The slight recovery in corporate spending may go through a further and much needed renaissance — fuelled by the improved performance of the Aussie dollar. As the PlayStation-inspired ‘the game is over’ ultimatum to Saddam is about to expire, and John Howard delays the delivery of my (definitely more eagerly awaited) thesis candidature extension with his mailout of the “Let’s Look Out for Australia” pack, it’s easy to let the significance of this improvement get buried at the bottom of SMH’s financial pages. But, for anyone who’s had to deal with last year’s effective spending obsession, the upward movement in the value of the dollar must translate into a degree of optimism (yes, I have been watching Channel 7’s daily Optimism campaign too!).
Historically, the talk of war is reflected in the weaker market performance preceding the military engagement and a quick recovery in its aftermath. But the lacklustre investment in technology has little to do with George W’s war shenanigans and its impact on investment, and everything to do with weak profits, tight financial conditions and the resulting focus on return on investment and maximum-impact spending.
IT vendor spending on marketing is a good reflection on the state of play in the industry. According to BRW, last year five vendors — IBM, HP, Dell, Intel and Microsoft — accounted for 59 per cent of advertising spending by the IT industry. In the US, the list is a bit more extensive with a total of 10 vendors responsible for 55 per cent of all IT advertising. In Australia, more than 20 local IT titles went to the wall due to the redirection of industry marketing dollars to high-impact sales generating advertising.
Likewise, marketing dollars committed by vendors to distributors’ co-op funds have shrunk, leaving a huge hole in budgets generally reserved for effective communication with the reseller community.

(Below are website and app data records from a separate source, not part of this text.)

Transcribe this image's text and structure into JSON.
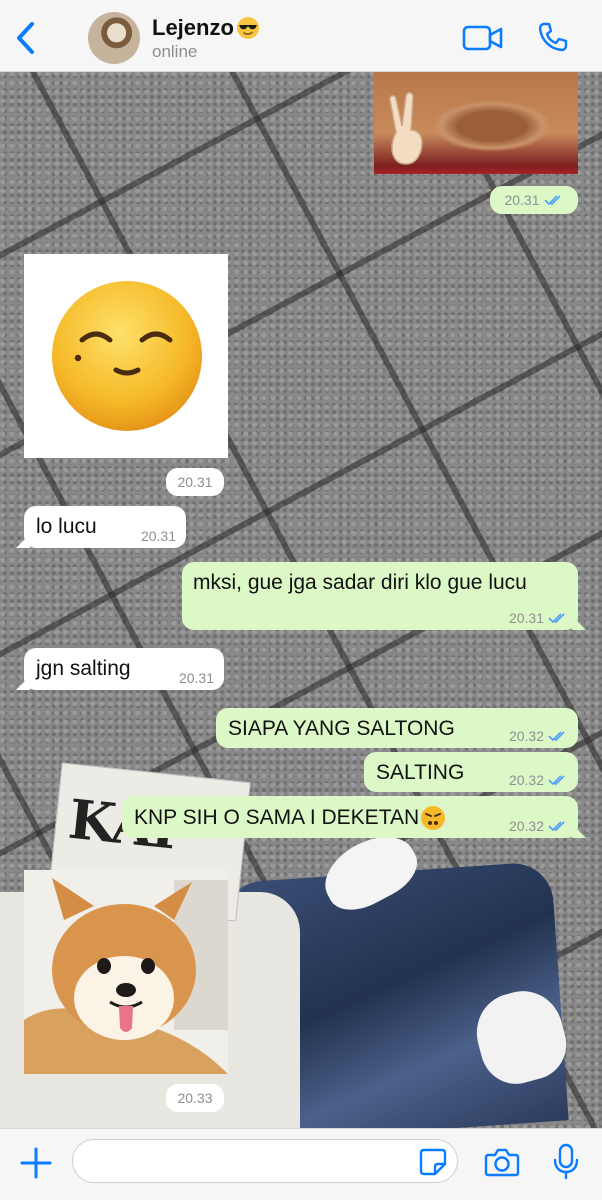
{
  "header": {
    "contact_name": "Lejenzo",
    "status": "online"
  },
  "messages": [
    {
      "type": "sticker",
      "direction": "out",
      "time": "20.31",
      "read": true,
      "sticker": "peace-hand-sticker"
    },
    {
      "type": "sticker",
      "direction": "in",
      "time": "20.31",
      "sticker": "relieved-face-sticker"
    },
    {
      "type": "text",
      "direction": "in",
      "text": "lo lucu",
      "time": "20.31"
    },
    {
      "type": "text",
      "direction": "out",
      "text": "mksi, gue jga sadar diri klo gue lucu",
      "time": "20.31",
      "read": true
    },
    {
      "type": "text",
      "direction": "in",
      "text": "jgn salting",
      "time": "20.31"
    },
    {
      "type": "text",
      "direction": "out",
      "text": "SIAPA YANG SALTONG",
      "time": "20.32",
      "read": true
    },
    {
      "type": "text",
      "direction": "out",
      "text": "SALTING",
      "time": "20.32",
      "read": true
    },
    {
      "type": "text",
      "direction": "out",
      "text": "KNP SIH O SAMA I DEKETAN",
      "emoji": "triumph-face",
      "time": "20.32",
      "read": true
    },
    {
      "type": "photo",
      "direction": "in",
      "time": "20.33",
      "subject": "shiba-dog-photo"
    }
  ],
  "background": {
    "newspaper_text": "KAI"
  },
  "composer": {
    "placeholder": ""
  },
  "colors": {
    "accent": "#0a7cff",
    "outgoing_bubble": "#dcf8c6",
    "incoming_bubble": "#ffffff",
    "read_ticks": "#4fa3f7"
  }
}
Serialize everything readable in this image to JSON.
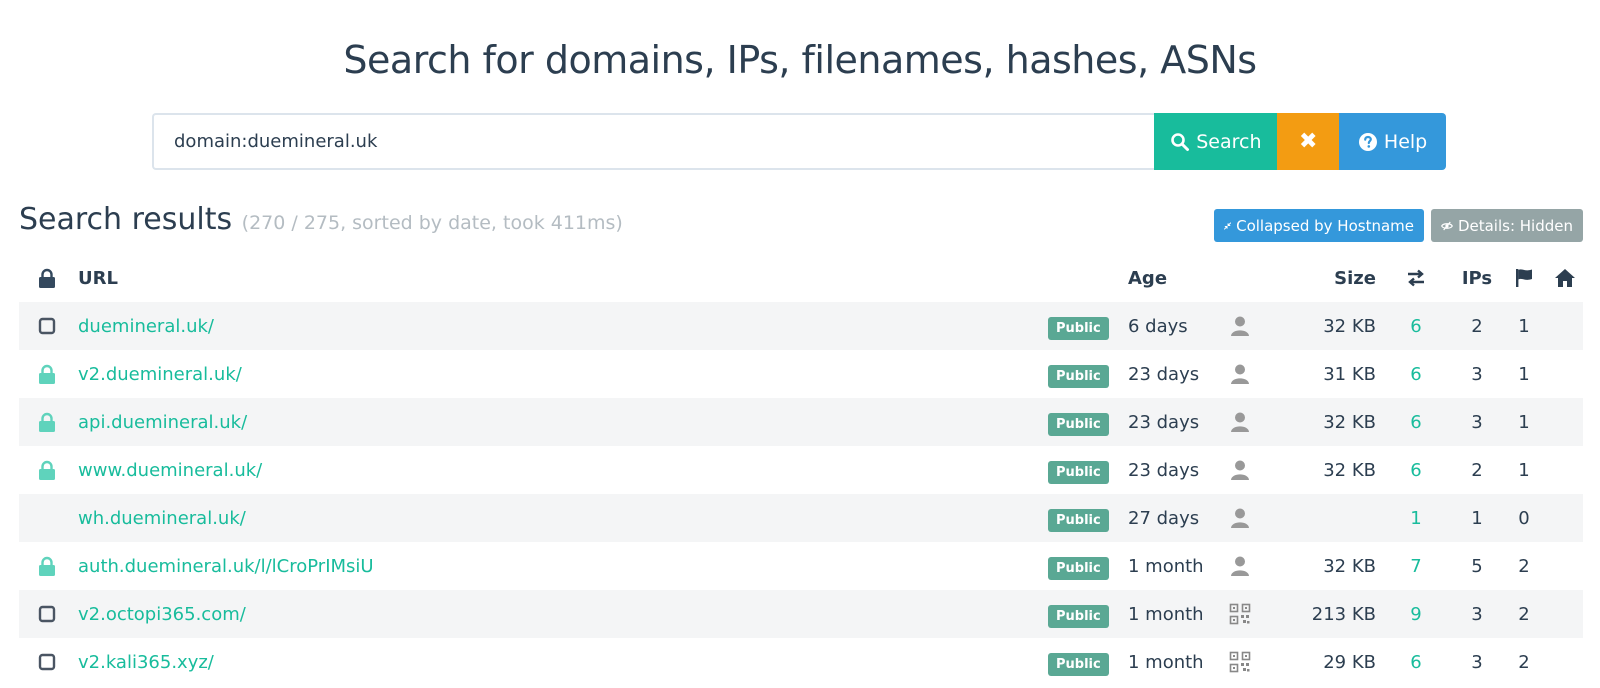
{
  "header": {
    "title": "Search for domains, IPs, filenames, hashes, ASNs"
  },
  "search": {
    "value": "domain:duemineral.uk",
    "search_label": "Search",
    "clear_label": "✖",
    "help_label": "Help"
  },
  "results": {
    "title": "Search results",
    "meta": "(270 / 275, sorted by date, took 411ms)",
    "collapse_label": "Collapsed by Hostname",
    "details_label": "Details: Hidden"
  },
  "columns": {
    "url": "URL",
    "age": "Age",
    "size": "Size",
    "ips": "IPs"
  },
  "colors": {
    "accent_green": "#18bc9c",
    "warning_orange": "#f39c12",
    "info_blue": "#3498db",
    "muted_gray": "#95a5a6",
    "badge_green": "#5aa894"
  },
  "rows": [
    {
      "icon": "checkbox-icon",
      "url": "duemineral.uk/",
      "badge": "Public",
      "age": "6 days",
      "submitter": "user-icon",
      "size": "32 KB",
      "redirects": "6",
      "ips": "2",
      "countries": "1"
    },
    {
      "icon": "lock-icon",
      "url": "v2.duemineral.uk/",
      "badge": "Public",
      "age": "23 days",
      "submitter": "user-icon",
      "size": "31 KB",
      "redirects": "6",
      "ips": "3",
      "countries": "1"
    },
    {
      "icon": "lock-icon",
      "url": "api.duemineral.uk/",
      "badge": "Public",
      "age": "23 days",
      "submitter": "user-icon",
      "size": "32 KB",
      "redirects": "6",
      "ips": "3",
      "countries": "1"
    },
    {
      "icon": "lock-icon",
      "url": "www.duemineral.uk/",
      "badge": "Public",
      "age": "23 days",
      "submitter": "user-icon",
      "size": "32 KB",
      "redirects": "6",
      "ips": "2",
      "countries": "1"
    },
    {
      "icon": "none",
      "url": "wh.duemineral.uk/",
      "badge": "Public",
      "age": "27 days",
      "submitter": "user-icon",
      "size": "",
      "redirects": "1",
      "ips": "1",
      "countries": "0"
    },
    {
      "icon": "lock-icon",
      "url": "auth.duemineral.uk/l/lCroPrIMsiU",
      "badge": "Public",
      "age": "1 month",
      "submitter": "user-icon",
      "size": "32 KB",
      "redirects": "7",
      "ips": "5",
      "countries": "2"
    },
    {
      "icon": "checkbox-icon",
      "url": "v2.octopi365.com/",
      "badge": "Public",
      "age": "1 month",
      "submitter": "qrcode-icon",
      "size": "213 KB",
      "redirects": "9",
      "ips": "3",
      "countries": "2"
    },
    {
      "icon": "checkbox-icon",
      "url": "v2.kali365.xyz/",
      "badge": "Public",
      "age": "1 month",
      "submitter": "qrcode-icon",
      "size": "29 KB",
      "redirects": "6",
      "ips": "3",
      "countries": "2"
    }
  ]
}
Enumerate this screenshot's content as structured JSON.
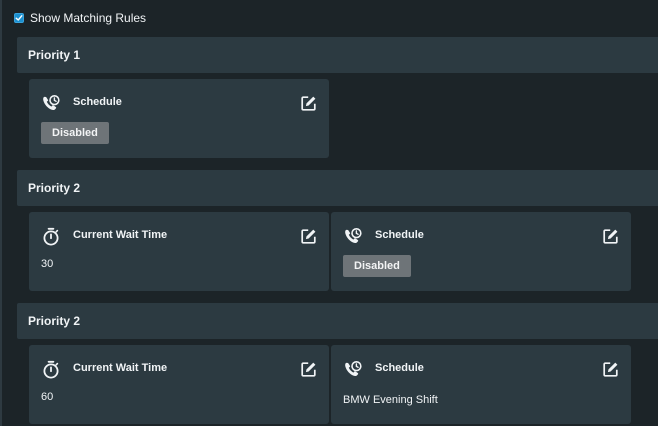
{
  "toolbar": {
    "show_matching_rules_label": "Show Matching Rules",
    "show_matching_rules_checked": true
  },
  "groups": [
    {
      "title": "Priority 1",
      "cards": [
        {
          "title": "Schedule",
          "icon": "phone-clock-icon",
          "status": "Disabled"
        }
      ]
    },
    {
      "title": "Priority 2",
      "cards": [
        {
          "title": "Current Wait Time",
          "icon": "stopwatch-icon",
          "value": "30"
        },
        {
          "title": "Schedule",
          "icon": "phone-clock-icon",
          "status": "Disabled"
        }
      ]
    },
    {
      "title": "Priority 2",
      "cards": [
        {
          "title": "Current Wait Time",
          "icon": "stopwatch-icon",
          "value": "60"
        },
        {
          "title": "Schedule",
          "icon": "phone-clock-icon",
          "value": "BMW Evening Shift"
        }
      ]
    }
  ],
  "colors": {
    "background": "#1c2428",
    "panel": "#2c3a41",
    "checkbox_accent": "#1b90d0",
    "badge": "#6e7478",
    "text": "#f1f4f6"
  }
}
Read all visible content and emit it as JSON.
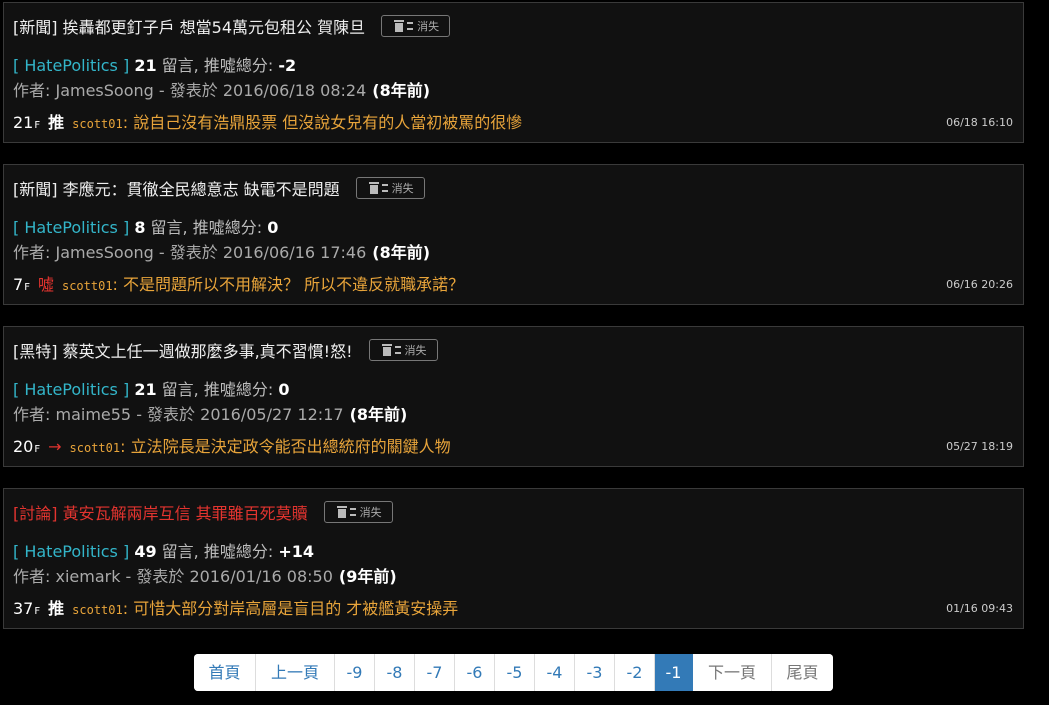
{
  "posts": [
    {
      "title": "[新聞] 挨轟都更釘子戶 想當54萬元包租公 賀陳旦",
      "hide_label": "消失",
      "board": "[ HatePolitics ]",
      "comment_count": "21",
      "comment_label": "留言, 推噓總分:",
      "score": "-2",
      "author_prefix": "作者: JamesSoong - 發表於 2016/06/18 08:24",
      "ago": "(8年前)",
      "floor": "21",
      "floor_suffix": "F",
      "tag": "推",
      "user": "scott01",
      "comment": ": 說自己沒有浩鼎股票 但沒說女兒有的人當初被罵的很慘",
      "time": "06/18 16:10"
    },
    {
      "title": "[新聞] 李應元：貫徹全民總意志 缺電不是問題",
      "hide_label": "消失",
      "board": "[ HatePolitics ]",
      "comment_count": "8",
      "comment_label": "留言, 推噓總分:",
      "score": "0",
      "author_prefix": "作者: JamesSoong - 發表於 2016/06/16 17:46",
      "ago": "(8年前)",
      "floor": "7",
      "floor_suffix": "F",
      "tag": "噓",
      "user": "scott01",
      "comment": ": 不是問題所以不用解決？ 所以不違反就職承諾？",
      "time": "06/16 20:26"
    },
    {
      "title": "[黑特] 蔡英文上任一週做那麼多事,真不習慣!怒!",
      "hide_label": "消失",
      "board": "[ HatePolitics ]",
      "comment_count": "21",
      "comment_label": "留言, 推噓總分:",
      "score": "0",
      "author_prefix": "作者: maime55 - 發表於 2016/05/27 12:17",
      "ago": "(8年前)",
      "floor": "20",
      "floor_suffix": "F",
      "tag": "→",
      "user": "scott01",
      "comment": ": 立法院長是決定政令能否出總統府的關鍵人物",
      "time": "05/27 18:19"
    },
    {
      "title": "[討論] 黃安瓦解兩岸互信 其罪雖百死莫贖",
      "hide_label": "消失",
      "board": "[ HatePolitics ]",
      "comment_count": "49",
      "comment_label": "留言, 推噓總分:",
      "score": "+14",
      "author_prefix": "作者: xiemark - 發表於 2016/01/16 08:50",
      "ago": "(9年前)",
      "floor": "37",
      "floor_suffix": "F",
      "tag": "推",
      "user": "scott01",
      "comment": ": 可惜大部分對岸高層是盲目的 才被艦黃安操弄",
      "time": "01/16 09:43"
    }
  ],
  "pagination": {
    "first": "首頁",
    "prev": "上一頁",
    "pages": [
      "-9",
      "-8",
      "-7",
      "-6",
      "-5",
      "-4",
      "-3",
      "-2",
      "-1"
    ],
    "current": "-1",
    "next": "下一頁",
    "last": "尾頁"
  },
  "colors": {
    "board": "#33b5c9",
    "comment": "#e8a43a",
    "boo": "#e3342f",
    "pager_active": "#337ab7"
  }
}
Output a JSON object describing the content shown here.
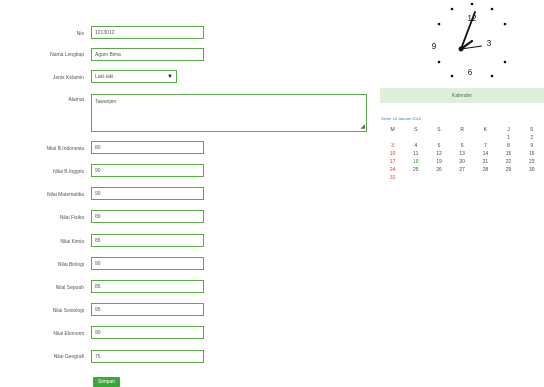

Even in ARN, which is seen in the industry as a trusted communication platform read almost as religiously for marketing messages delivered to the channel as for its editorial content, the drop off in the number of advertising pages has significantly impacted the flow and quality of communication to the channel.
In a way, reduced marketing spend reflects the vendors’ continued efforts to rationalise their channels and derive maximum value from a fewer number of partners and intermediaries, with some bypassing the channel and strengthening their direct efforts along the way. But for every OKI or IBM reducing its commitment to the channel and related marketing activities there is an HP, Intel and Microsoft whose marketing efforts get thwarted more by the increased demand for spending accountability and recentralisation of spending decision making, than by the loosening of their channel ties. The slight easing of strings on corporate money bags that we witnessed towards the end of 2002 has once again been reversed with the talk of war. But as we enter the last year of the three-year IT refreshment cycle and the stronger dollar frees up corporate budgets creating some room for spending, we have a reason — however slight — to expect improvement. Whether this improvement will spill back into the channel, both in the form of business opportunities and reseller-targeted sales and marketing efforts, remains to be seen. One thing is undeniable — they go hand in hand.